▸ Entries from a dataset of interfaces

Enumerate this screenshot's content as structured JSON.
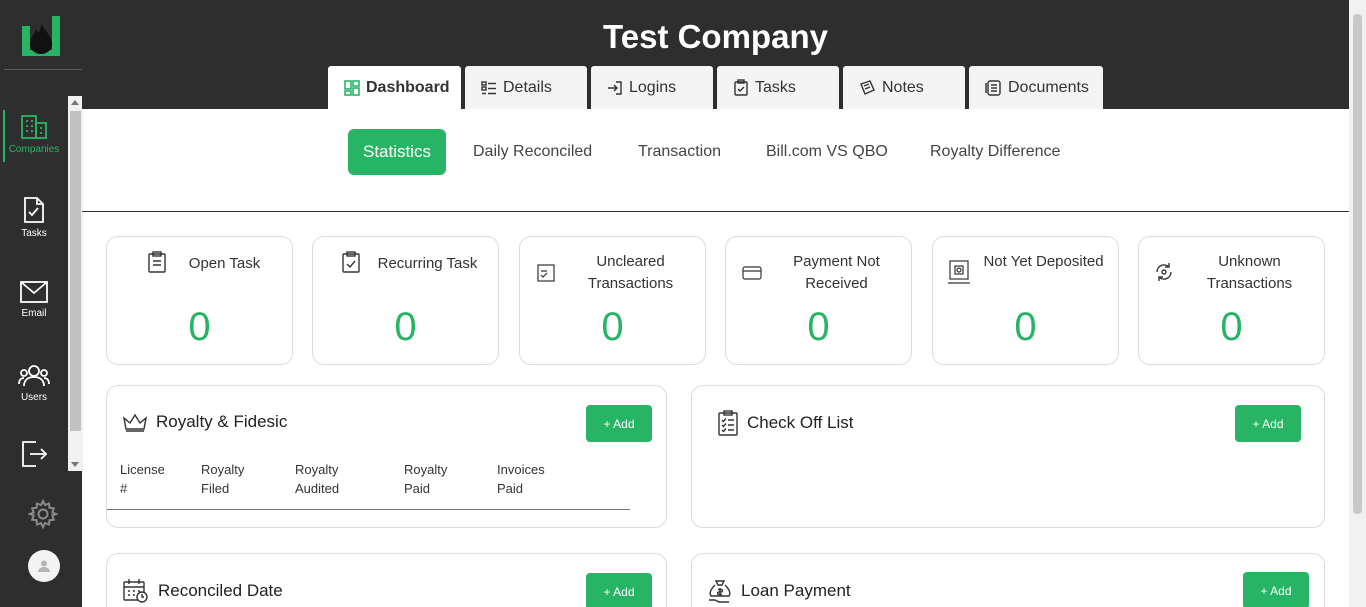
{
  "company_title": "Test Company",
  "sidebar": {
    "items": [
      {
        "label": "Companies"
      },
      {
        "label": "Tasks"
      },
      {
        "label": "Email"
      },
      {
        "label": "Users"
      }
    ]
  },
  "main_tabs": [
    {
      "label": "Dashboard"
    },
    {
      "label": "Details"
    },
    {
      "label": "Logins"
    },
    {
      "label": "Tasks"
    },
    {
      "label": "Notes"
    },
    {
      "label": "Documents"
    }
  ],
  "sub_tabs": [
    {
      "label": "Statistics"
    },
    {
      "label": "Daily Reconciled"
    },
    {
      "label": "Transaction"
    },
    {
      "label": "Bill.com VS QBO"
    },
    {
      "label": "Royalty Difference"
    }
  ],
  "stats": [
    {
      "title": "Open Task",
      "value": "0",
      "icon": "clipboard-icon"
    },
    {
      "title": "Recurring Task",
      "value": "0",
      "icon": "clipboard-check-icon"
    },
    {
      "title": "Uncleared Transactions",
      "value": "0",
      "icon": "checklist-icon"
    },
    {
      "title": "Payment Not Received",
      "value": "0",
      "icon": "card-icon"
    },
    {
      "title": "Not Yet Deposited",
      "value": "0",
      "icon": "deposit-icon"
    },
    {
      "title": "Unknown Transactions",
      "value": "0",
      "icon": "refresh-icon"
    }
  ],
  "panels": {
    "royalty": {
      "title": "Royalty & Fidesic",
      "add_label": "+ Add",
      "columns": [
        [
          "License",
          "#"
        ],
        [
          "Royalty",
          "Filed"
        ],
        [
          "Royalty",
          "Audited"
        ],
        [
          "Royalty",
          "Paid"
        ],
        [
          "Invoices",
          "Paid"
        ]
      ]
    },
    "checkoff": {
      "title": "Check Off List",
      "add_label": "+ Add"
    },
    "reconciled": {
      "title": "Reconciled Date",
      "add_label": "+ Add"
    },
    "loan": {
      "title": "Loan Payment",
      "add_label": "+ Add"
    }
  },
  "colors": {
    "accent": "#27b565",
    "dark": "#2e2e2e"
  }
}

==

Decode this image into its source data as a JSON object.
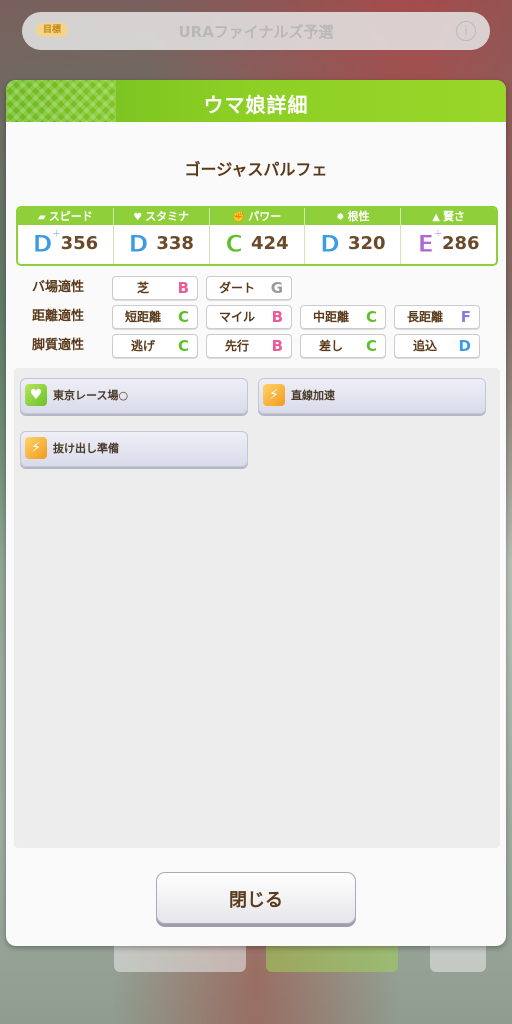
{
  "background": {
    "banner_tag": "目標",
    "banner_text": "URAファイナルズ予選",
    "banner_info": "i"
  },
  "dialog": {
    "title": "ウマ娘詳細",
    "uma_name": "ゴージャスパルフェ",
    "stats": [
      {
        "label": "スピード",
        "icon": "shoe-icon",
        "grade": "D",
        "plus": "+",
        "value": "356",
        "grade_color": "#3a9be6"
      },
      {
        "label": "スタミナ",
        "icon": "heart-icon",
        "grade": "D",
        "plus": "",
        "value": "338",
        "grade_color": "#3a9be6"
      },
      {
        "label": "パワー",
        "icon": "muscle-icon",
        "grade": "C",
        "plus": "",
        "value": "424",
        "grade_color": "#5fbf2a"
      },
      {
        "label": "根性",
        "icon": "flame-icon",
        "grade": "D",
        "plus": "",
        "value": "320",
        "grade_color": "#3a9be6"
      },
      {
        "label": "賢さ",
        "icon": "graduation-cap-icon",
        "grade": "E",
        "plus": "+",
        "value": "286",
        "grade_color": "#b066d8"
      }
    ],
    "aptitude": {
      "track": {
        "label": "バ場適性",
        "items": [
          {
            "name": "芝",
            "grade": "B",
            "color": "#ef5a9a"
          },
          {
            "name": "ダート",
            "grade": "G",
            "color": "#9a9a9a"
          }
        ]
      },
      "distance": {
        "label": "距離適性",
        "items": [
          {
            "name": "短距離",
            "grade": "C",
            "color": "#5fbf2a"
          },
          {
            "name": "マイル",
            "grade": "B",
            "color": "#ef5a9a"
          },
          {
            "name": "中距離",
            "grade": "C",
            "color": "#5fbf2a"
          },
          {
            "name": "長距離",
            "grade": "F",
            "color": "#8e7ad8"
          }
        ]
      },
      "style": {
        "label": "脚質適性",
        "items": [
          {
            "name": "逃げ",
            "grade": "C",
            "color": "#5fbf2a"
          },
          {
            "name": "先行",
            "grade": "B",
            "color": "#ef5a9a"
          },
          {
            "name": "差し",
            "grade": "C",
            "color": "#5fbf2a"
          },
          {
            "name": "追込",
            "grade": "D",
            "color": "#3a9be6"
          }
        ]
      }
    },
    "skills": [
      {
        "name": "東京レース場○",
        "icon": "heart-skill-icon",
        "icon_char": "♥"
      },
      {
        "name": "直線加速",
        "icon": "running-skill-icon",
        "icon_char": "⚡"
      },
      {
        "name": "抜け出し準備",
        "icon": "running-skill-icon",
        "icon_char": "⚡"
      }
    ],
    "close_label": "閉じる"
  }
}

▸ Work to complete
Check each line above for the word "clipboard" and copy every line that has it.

▸ Output for this exercise
      "icon": "clipboard-icon"
      "icon": "clipboard-check-icon"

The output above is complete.